Or, we can assume that they went to the man in hell with a REDEMPTIVE purpose. First of all, the parable itself is redemptive. The message that Jesus wants to give us, here and now, in the parable is to repent, seek Him, and live right. Since it is unimaginable that Abraham and Lazarus were sent to gloat over the man, we can only assume that their purpose in visiting the man in hell was to tell him to repent as well.
Finally, in a couple of passages we find that dead saints are actually summoned back to earth to work in God's redemptive plan:
i. Samuel comes back to warn Saul and call him to repentance: 1Samuel 28:3-25
ii. Moses and Elijah come back to witness to Jesus' redemptive purpose: Matthew 17
iii. After Jesus death, many holy people came back from the dead to announce the Gospel: Matthew 27:52
While this does not amount to "proof" of what our mission after this life will be like, we can assume that our mission will be a continuation of the great Commandments (Mat 22:36-40) and the Great Commission (Mat 28:18-20) that Jesus gave us in this life. Furthermore, we can assume that God will not let us rest until we ALL have found rest in Christ and none are "left behind". Again, read CS Lewis' "The Great Divorce" for a picture of this.
And lastly, an objection to all of the objections:

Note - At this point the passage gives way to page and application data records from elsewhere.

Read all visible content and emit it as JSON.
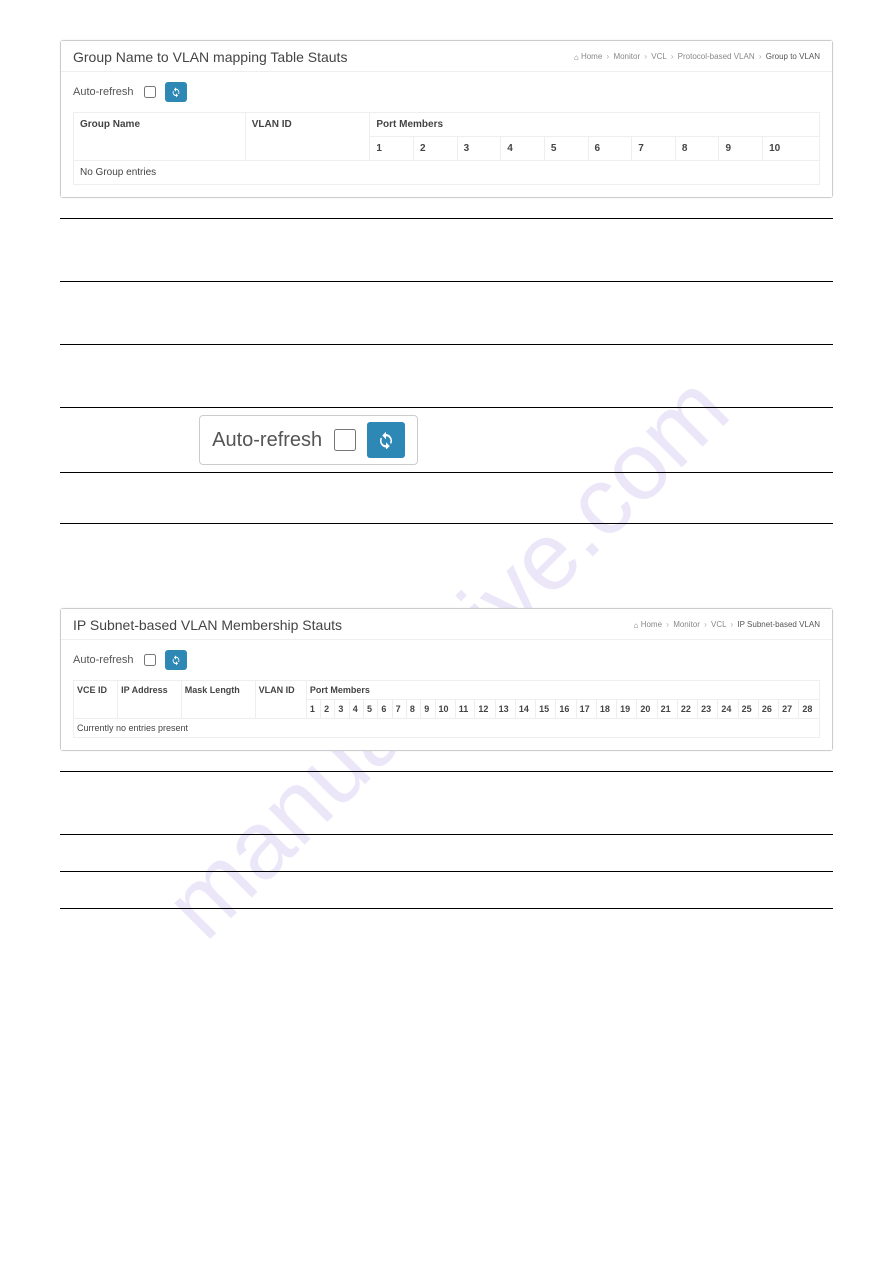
{
  "watermark": "manualshive.com",
  "panel1": {
    "title": "Group Name to VLAN mapping Table Stauts",
    "breadcrumb": [
      "Home",
      "Monitor",
      "VCL",
      "Protocol-based VLAN",
      "Group to VLAN"
    ],
    "autorefresh_label": "Auto-refresh",
    "table": {
      "col_group": "Group Name",
      "col_vlan": "VLAN ID",
      "port_members_label": "Port Members",
      "ports": [
        "1",
        "2",
        "3",
        "4",
        "5",
        "6",
        "7",
        "8",
        "9",
        "10"
      ],
      "empty_text": "No Group entries"
    }
  },
  "desc1": {
    "autorefresh_label": "Auto-refresh"
  },
  "panel2": {
    "title": "IP Subnet-based VLAN Membership Stauts",
    "breadcrumb": [
      "Home",
      "Monitor",
      "VCL",
      "IP Subnet-based VLAN"
    ],
    "autorefresh_label": "Auto-refresh",
    "table": {
      "col_vce": "VCE ID",
      "col_ip": "IP Address",
      "col_mask": "Mask Length",
      "col_vlan": "VLAN ID",
      "port_members_label": "Port Members",
      "ports": [
        "1",
        "2",
        "3",
        "4",
        "5",
        "6",
        "7",
        "8",
        "9",
        "10",
        "11",
        "12",
        "13",
        "14",
        "15",
        "16",
        "17",
        "18",
        "19",
        "20",
        "21",
        "22",
        "23",
        "24",
        "25",
        "26",
        "27",
        "28"
      ],
      "empty_text": "Currently no entries present"
    }
  }
}
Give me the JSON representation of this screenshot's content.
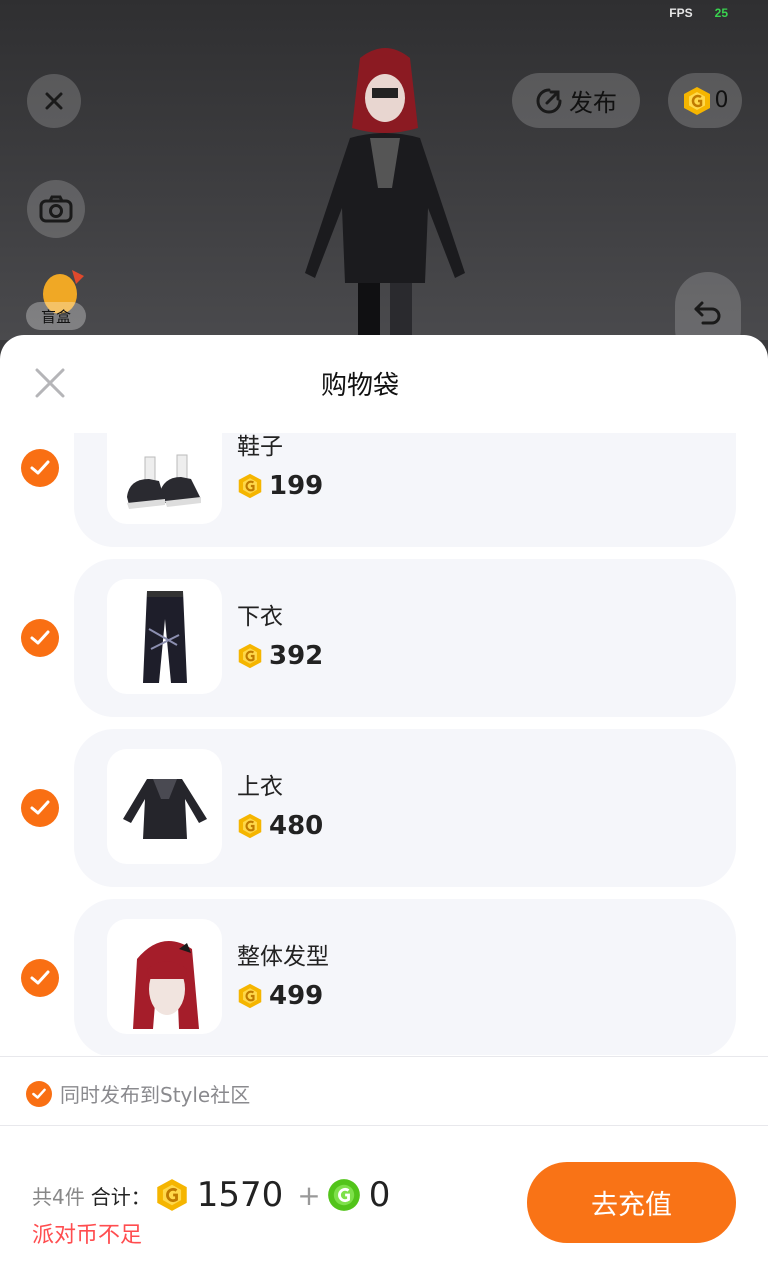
{
  "hud": {
    "fps_label": "FPS",
    "fps_value": "25"
  },
  "top_bar": {
    "publish_label": "发布",
    "coin_balance": "0"
  },
  "left_tools": {
    "blind_box_label": "盲盒"
  },
  "sheet": {
    "title": "购物袋"
  },
  "items": [
    {
      "name": "鞋子",
      "price": "199",
      "icon": "shoes-thumbnail"
    },
    {
      "name": "下衣",
      "price": "392",
      "icon": "pants-thumbnail"
    },
    {
      "name": "上衣",
      "price": "480",
      "icon": "hoodie-thumbnail"
    },
    {
      "name": "整体发型",
      "price": "499",
      "icon": "hairstyle-thumbnail"
    }
  ],
  "publish_option": {
    "label": "同时发布到Style社区",
    "checked": true
  },
  "footer": {
    "count_label": "共4件",
    "total_label": "合计：",
    "gold_total": "1570",
    "plus": "+",
    "green_total": "0",
    "warning": "派对币不足",
    "recharge_label": "去充值"
  },
  "colors": {
    "accent": "#f96f13",
    "warning": "#ff4d4f",
    "coin_gold": "#f5b500",
    "coin_green": "#52c41a"
  }
}
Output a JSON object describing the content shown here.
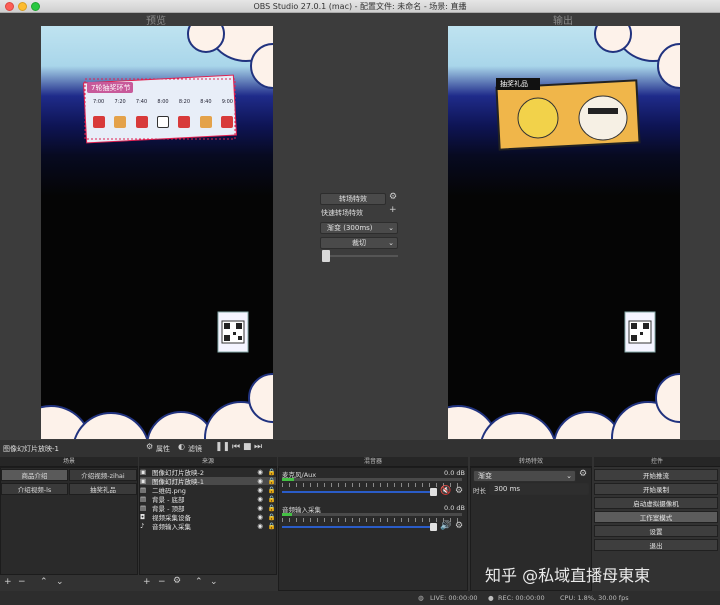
{
  "window": {
    "title": "OBS Studio 27.0.1 (mac) - 配置文件: 未命名 - 场景: 直播"
  },
  "preview": {
    "label": "预览",
    "banner_title": "7轮抽奖环节",
    "times": [
      "7:00",
      "7:20",
      "7:40",
      "8:00",
      "8:20",
      "8:40",
      "9:00"
    ]
  },
  "program": {
    "label": "输出",
    "banner_title": "抽奖礼品"
  },
  "transition_panel": {
    "transition_btn": "转场特效",
    "quick_label": "快速转场特效",
    "fade_select": "渐变 (300ms)",
    "cut_select": "裁切"
  },
  "source_toolbar": {
    "current_source": "图像幻灯片放映-1",
    "properties": "属性",
    "filters": "滤镜"
  },
  "scenes": {
    "title": "场景",
    "items": [
      "商品介绍",
      "介绍视频-zihai",
      "介绍视频-ls",
      "抽奖礼品"
    ]
  },
  "sources": {
    "title": "来源",
    "items": [
      "图像幻灯片放映-2",
      "图像幻灯片放映-1",
      "二维码.png",
      "背景 - 底部",
      "背景 - 顶部",
      "视频采集设备",
      "音频输入采集"
    ]
  },
  "mixer": {
    "title": "混音器",
    "channels": [
      {
        "name": "麦克风/Aux",
        "db": "0.0 dB",
        "scale": "-60 -55 -50 -45 -40 -35 -30 -25 -20 -15 -10 -5 0"
      },
      {
        "name": "音频输入采集",
        "db": "0.0 dB",
        "scale": "-60 -55 -50 -45 -40 -35 -30 -25 -20 -15 -10 -5 0"
      }
    ]
  },
  "transitions": {
    "title": "转场特效",
    "selected": "渐变",
    "duration_label": "时长",
    "duration_value": "300 ms"
  },
  "controls": {
    "title": "控件",
    "buttons": [
      "开始推流",
      "开始录制",
      "启动虚拟摄像机",
      "工作室模式",
      "设置",
      "退出"
    ]
  },
  "status": {
    "live": "LIVE: 00:00:00",
    "rec": "REC: 00:00:00",
    "cpu": "CPU: 1.8%, 30.00 fps"
  },
  "watermark": "知乎 @私域直播母東東",
  "colors": {
    "accent": "#2a5cc8",
    "meter": "#44c044",
    "mute": "#d03030"
  }
}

What makes more sense in terms of the full picture of God and salvation that the Bible shows is IN Christ? Does God will to save everyone through Christ, or does God only will to save some?
BUT, let’s see what makes the most sense:
1. If God has made everything and everyone to Love, and wants to save all...
2. And if Christ’s death and resurrection gives victory over everyone’s sin...
3. And if The Spirit is able to eventually draw anyone to know and love Jesus...
4. And since no person can “out-stubborn” God... God will not take away their free will, but He will work with them for a million-billion years to draw them to know His Love through Christ, and to repent and Love Him...
Is there, then, any reason to make death, Hell, and suffering eternal, lasting as long as God’s own life? What glory does that bring to God?
James 2:13 Judgment without mercy will be shown to anyone who has not been merciful. Mercy triumphs over judgment!
We are left with two choices. EITHER we believe that Hell is:
+ Retribution: imposed punishment
+ Being cast into outer darkness by a vengeful God
+ The fire of a cosmic “soul cooker” cranked up to high to punish us
+ Cosmic Revenge
+ Something imposed on us which we did not choose
+ A final destination... Unless, of course, we want it to be
+ Hell is something Christ will not cross to get us
OR we believe that Hell is:
+ Redemptive: natural consequence
+ Being engulfed in outer darkness, an eternal distance from God and from anyone else... To protect others from our selfishness
+ The inner burning of regret
+ The fire of God’s Love refining us when we turn back to God
+ Something we impose on ourselves by rejecting Love
+ A tool to bring us to repentance
+ A distance that Christ can and will bridge if we repent and accept
Given the reality of Hell spoken of by Jesus Christ, we must answer for ourselves which vision of hell best matches Scripture, and matches the God of Love revealed in Jesus Christ. You decide.